**Requirement**
An exact copy of all entries is required.

Page and application data records
┏━━

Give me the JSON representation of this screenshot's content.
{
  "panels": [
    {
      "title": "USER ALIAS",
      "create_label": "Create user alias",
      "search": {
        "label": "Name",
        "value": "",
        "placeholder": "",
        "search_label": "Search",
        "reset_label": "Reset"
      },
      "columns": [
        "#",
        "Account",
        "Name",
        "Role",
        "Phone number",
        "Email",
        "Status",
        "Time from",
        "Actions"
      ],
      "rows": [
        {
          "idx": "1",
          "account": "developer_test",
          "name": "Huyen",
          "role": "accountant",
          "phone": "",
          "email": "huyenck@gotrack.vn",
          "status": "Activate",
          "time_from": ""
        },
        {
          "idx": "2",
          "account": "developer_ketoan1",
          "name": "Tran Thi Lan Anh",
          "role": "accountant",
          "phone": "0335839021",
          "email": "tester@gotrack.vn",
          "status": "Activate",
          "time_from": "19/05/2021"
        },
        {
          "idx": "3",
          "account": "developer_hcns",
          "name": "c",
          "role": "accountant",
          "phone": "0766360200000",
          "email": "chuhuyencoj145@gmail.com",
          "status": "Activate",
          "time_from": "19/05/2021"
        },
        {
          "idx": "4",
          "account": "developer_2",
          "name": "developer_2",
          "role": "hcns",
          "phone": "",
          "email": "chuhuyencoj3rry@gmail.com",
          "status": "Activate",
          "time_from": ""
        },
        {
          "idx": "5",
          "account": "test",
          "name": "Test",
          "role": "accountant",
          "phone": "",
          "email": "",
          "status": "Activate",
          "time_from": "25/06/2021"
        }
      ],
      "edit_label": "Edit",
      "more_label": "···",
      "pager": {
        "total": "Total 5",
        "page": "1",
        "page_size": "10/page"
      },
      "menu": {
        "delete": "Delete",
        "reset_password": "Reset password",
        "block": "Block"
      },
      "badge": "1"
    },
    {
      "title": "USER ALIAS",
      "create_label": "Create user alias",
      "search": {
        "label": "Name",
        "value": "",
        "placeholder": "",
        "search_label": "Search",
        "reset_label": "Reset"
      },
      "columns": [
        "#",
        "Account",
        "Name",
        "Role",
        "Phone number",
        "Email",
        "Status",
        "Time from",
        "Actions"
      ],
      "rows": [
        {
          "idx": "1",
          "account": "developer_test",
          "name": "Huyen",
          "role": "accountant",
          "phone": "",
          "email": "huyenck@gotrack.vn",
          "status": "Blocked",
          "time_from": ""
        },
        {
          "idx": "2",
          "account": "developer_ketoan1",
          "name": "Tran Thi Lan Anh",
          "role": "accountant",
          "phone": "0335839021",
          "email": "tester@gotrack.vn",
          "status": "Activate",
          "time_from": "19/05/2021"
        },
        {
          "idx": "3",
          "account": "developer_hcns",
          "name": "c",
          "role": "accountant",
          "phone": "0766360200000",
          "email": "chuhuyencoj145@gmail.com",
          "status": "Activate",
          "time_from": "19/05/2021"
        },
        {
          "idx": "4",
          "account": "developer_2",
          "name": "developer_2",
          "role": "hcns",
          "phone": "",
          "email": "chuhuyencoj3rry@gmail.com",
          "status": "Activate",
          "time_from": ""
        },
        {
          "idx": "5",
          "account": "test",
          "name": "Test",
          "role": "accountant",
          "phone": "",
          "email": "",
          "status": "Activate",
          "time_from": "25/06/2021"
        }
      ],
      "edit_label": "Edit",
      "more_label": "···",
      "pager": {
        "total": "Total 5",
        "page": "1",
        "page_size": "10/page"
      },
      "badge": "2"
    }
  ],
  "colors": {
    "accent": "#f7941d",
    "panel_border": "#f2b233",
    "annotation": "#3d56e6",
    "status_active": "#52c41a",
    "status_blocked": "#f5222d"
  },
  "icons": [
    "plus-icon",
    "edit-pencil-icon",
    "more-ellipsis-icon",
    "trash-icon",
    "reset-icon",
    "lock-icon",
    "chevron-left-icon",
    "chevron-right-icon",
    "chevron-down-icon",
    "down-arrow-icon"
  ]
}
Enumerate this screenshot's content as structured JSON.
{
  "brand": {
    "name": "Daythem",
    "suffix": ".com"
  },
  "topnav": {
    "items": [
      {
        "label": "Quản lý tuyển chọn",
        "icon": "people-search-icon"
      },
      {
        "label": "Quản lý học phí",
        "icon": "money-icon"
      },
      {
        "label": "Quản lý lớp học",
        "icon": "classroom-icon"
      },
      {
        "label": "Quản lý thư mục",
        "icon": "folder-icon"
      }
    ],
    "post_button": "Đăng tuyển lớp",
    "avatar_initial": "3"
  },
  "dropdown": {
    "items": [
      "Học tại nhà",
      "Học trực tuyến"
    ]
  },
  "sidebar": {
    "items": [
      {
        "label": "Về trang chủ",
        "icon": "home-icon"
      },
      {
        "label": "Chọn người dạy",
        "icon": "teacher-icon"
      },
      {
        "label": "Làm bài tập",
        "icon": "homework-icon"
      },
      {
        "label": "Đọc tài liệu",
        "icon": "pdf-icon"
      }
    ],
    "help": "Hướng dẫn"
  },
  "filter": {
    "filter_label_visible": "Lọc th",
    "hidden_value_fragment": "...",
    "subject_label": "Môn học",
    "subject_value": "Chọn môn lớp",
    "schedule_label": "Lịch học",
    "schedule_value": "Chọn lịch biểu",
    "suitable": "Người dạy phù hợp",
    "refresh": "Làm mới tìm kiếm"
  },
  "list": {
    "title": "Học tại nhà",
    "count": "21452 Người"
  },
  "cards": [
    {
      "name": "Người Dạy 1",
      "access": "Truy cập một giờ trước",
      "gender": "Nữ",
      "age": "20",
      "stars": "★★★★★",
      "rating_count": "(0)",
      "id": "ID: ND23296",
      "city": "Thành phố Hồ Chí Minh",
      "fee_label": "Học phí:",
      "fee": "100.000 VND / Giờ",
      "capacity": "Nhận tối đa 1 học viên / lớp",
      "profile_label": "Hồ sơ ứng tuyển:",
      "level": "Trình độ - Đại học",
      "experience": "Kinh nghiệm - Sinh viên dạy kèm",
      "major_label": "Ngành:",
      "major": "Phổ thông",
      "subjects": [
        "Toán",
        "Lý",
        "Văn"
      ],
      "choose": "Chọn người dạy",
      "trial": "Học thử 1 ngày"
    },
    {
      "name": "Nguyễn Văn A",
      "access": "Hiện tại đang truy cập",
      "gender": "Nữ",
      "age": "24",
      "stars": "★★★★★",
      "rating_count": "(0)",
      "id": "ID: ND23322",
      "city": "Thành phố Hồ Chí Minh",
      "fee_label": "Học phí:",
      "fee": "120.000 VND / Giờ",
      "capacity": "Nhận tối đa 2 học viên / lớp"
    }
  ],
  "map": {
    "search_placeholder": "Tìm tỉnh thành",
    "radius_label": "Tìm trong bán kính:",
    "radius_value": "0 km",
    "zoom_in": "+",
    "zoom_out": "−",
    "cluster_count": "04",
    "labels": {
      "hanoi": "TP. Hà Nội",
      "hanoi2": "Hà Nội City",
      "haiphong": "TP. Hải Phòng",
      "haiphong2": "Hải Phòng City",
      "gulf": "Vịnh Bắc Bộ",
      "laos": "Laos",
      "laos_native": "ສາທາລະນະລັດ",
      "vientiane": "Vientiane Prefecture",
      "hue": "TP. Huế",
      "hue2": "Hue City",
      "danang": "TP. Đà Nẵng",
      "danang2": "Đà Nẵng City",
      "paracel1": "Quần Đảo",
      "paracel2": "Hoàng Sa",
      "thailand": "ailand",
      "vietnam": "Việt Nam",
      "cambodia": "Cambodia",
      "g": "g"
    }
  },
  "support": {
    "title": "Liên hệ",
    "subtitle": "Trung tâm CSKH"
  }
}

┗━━

**Response below**
Give me the JSON representation of this screenshot's content.
{
  "panels": [
    {
      "title": "USER ALIAS",
      "create_label": "Create user alias",
      "search": {
        "label": "Name",
        "value": "",
        "placeholder": "",
        "search_label": "Search",
        "reset_label": "Reset"
      },
      "columns": [
        "#",
        "Account",
        "Name",
        "Role",
        "Phone number",
        "Email",
        "Status",
        "Time from",
        "Actions"
      ],
      "rows": [
        {
          "idx": "1",
          "account": "developer_test",
          "name": "Huyen",
          "role": "accountant",
          "phone": "",
          "email": "huyenck@gotrack.vn",
          "status": "Activate",
          "time_from": ""
        },
        {
          "idx": "2",
          "account": "developer_ketoan1",
          "name": "Tran Thi Lan Anh",
          "role": "accountant",
          "phone": "0335839021",
          "email": "tester@gotrack.vn",
          "status": "Activate",
          "time_from": "19/05/2021"
        },
        {
          "idx": "3",
          "account": "developer_hcns",
          "name": "c",
          "role": "accountant",
          "phone": "0766360200000",
          "email": "chuhuyencoj145@gmail.com",
          "status": "Activate",
          "time_from": "19/05/2021"
        },
        {
          "idx": "4",
          "account": "developer_2",
          "name": "developer_2",
          "role": "hcns",
          "phone": "",
          "email": "chuhuyencoj3rry@gmail.com",
          "status": "Activate",
          "time_from": ""
        },
        {
          "idx": "5",
          "account": "test",
          "name": "Test",
          "role": "accountant",
          "phone": "",
          "email": "",
          "status": "Activate",
          "time_from": "25/06/2021"
        }
      ],
      "edit_label": "Edit",
      "more_label": "···",
      "pager": {
        "total": "Total 5",
        "page": "1",
        "page_size": "10/page"
      },
      "menu": {
        "delete": "Delete",
        "reset_password": "Reset password",
        "block": "Block"
      },
      "badge": "1"
    },
    {
      "title": "USER ALIAS",
      "create_label": "Create user alias",
      "search": {
        "label": "Name",
        "value": "",
        "placeholder": "",
        "search_label": "Search",
        "reset_label": "Reset"
      },
      "columns": [
        "#",
        "Account",
        "Name",
        "Role",
        "Phone number",
        "Email",
        "Status",
        "Time from",
        "Actions"
      ],
      "rows": [
        {
          "idx": "1",
          "account": "developer_test",
          "name": "Huyen",
          "role": "accountant",
          "phone": "",
          "email": "huyenck@gotrack.vn",
          "status": "Blocked",
          "time_from": ""
        },
        {
          "idx": "2",
          "account": "developer_ketoan1",
          "name": "Tran Thi Lan Anh",
          "role": "accountant",
          "phone": "0335839021",
          "email": "tester@gotrack.vn",
          "status": "Activate",
          "time_from": "19/05/2021"
        },
        {
          "idx": "3",
          "account": "developer_hcns",
          "name": "c",
          "role": "accountant",
          "phone": "0766360200000",
          "email": "chuhuyencoj145@gmail.com",
          "status": "Activate",
          "time_from": "19/05/2021"
        },
        {
          "idx": "4",
          "account": "developer_2",
          "name": "developer_2",
          "role": "hcns",
          "phone": "",
          "email": "chuhuyencoj3rry@gmail.com",
          "status": "Activate",
          "time_from": ""
        },
        {
          "idx": "5",
          "account": "test",
          "name": "Test",
          "role": "accountant",
          "phone": "",
          "email": "",
          "status": "Activate",
          "time_from": "25/06/2021"
        }
      ],
      "edit_label": "Edit",
      "more_label": "···",
      "pager": {
        "total": "Total 5",
        "page": "1",
        "page_size": "10/page"
      },
      "badge": "2"
    }
  ],
  "colors": {
    "accent": "#f7941d",
    "panel_border": "#f2b233",
    "annotation": "#3d56e6",
    "status_active": "#52c41a",
    "status_blocked": "#f5222d"
  },
  "icons": [
    "plus-icon",
    "edit-pencil-icon",
    "more-ellipsis-icon",
    "trash-icon",
    "reset-icon",
    "lock-icon",
    "chevron-left-icon",
    "chevron-right-icon",
    "chevron-down-icon",
    "down-arrow-icon"
  ]
}
Enumerate this screenshot's content as structured JSON.
{
  "brand": {
    "name": "Daythem",
    "suffix": ".com"
  },
  "topnav": {
    "items": [
      {
        "label": "Quản lý tuyển chọn",
        "icon": "people-search-icon"
      },
      {
        "label": "Quản lý học phí",
        "icon": "money-icon"
      },
      {
        "label": "Quản lý lớp học",
        "icon": "classroom-icon"
      },
      {
        "label": "Quản lý thư mục",
        "icon": "folder-icon"
      }
    ],
    "post_button": "Đăng tuyển lớp",
    "avatar_initial": "3"
  },
  "dropdown": {
    "items": [
      "Học tại nhà",
      "Học trực tuyến"
    ]
  },
  "sidebar": {
    "items": [
      {
        "label": "Về trang chủ",
        "icon": "home-icon"
      },
      {
        "label": "Chọn người dạy",
        "icon": "teacher-icon"
      },
      {
        "label": "Làm bài tập",
        "icon": "homework-icon"
      },
      {
        "label": "Đọc tài liệu",
        "icon": "pdf-icon"
      }
    ],
    "help": "Hướng dẫn"
  },
  "filter": {
    "filter_label_visible": "Lọc th",
    "hidden_value_fragment": "...",
    "subject_label": "Môn học",
    "subject_value": "Chọn môn lớp",
    "schedule_label": "Lịch học",
    "schedule_value": "Chọn lịch biểu",
    "suitable": "Người dạy phù hợp",
    "refresh": "Làm mới tìm kiếm"
  },
  "list": {
    "title": "Học tại nhà",
    "count": "21452 Người"
  },
  "cards": [
    {
      "name": "Người Dạy 1",
      "access": "Truy cập một giờ trước",
      "gender": "Nữ",
      "age": "20",
      "stars": "★★★★★",
      "rating_count": "(0)",
      "id": "ID: ND23296",
      "city": "Thành phố Hồ Chí Minh",
      "fee_label": "Học phí:",
      "fee": "100.000 VND / Giờ",
      "capacity": "Nhận tối đa 1 học viên / lớp",
      "profile_label": "Hồ sơ ứng tuyển:",
      "level": "Trình độ - Đại học",
      "experience": "Kinh nghiệm - Sinh viên dạy kèm",
      "major_label": "Ngành:",
      "major": "Phổ thông",
      "subjects": [
        "Toán",
        "Lý",
        "Văn"
      ],
      "choose": "Chọn người dạy",
      "trial": "Học thử 1 ngày"
    },
    {
      "name": "Nguyễn Văn A",
      "access": "Hiện tại đang truy cập",
      "gender": "Nữ",
      "age": "24",
      "stars": "★★★★★",
      "rating_count": "(0)",
      "id": "ID: ND23322",
      "city": "Thành phố Hồ Chí Minh",
      "fee_label": "Học phí:",
      "fee": "120.000 VND / Giờ",
      "capacity": "Nhận tối đa 2 học viên / lớp"
    }
  ],
  "map": {
    "search_placeholder": "Tìm tỉnh thành",
    "radius_label": "Tìm trong bán kính:",
    "radius_value": "0 km",
    "zoom_in": "+",
    "zoom_out": "−",
    "cluster_count": "04",
    "labels": {
      "hanoi": "TP. Hà Nội",
      "hanoi2": "Hà Nội City",
      "haiphong": "TP. Hải Phòng",
      "haiphong2": "Hải Phòng City",
      "gulf": "Vịnh Bắc Bộ",
      "laos": "Laos",
      "laos_native": "ສາທາລະນະລັດ",
      "vientiane": "Vientiane Prefecture",
      "hue": "TP. Huế",
      "hue2": "Hue City",
      "danang": "TP. Đà Nẵng",
      "danang2": "Đà Nẵng City",
      "paracel1": "Quần Đảo",
      "paracel2": "Hoàng Sa",
      "thailand": "ailand",
      "vietnam": "Việt Nam",
      "cambodia": "Cambodia",
      "g": "g"
    }
  },
  "support": {
    "title": "Liên hệ",
    "subtitle": "Trung tâm CSKH"
  }
}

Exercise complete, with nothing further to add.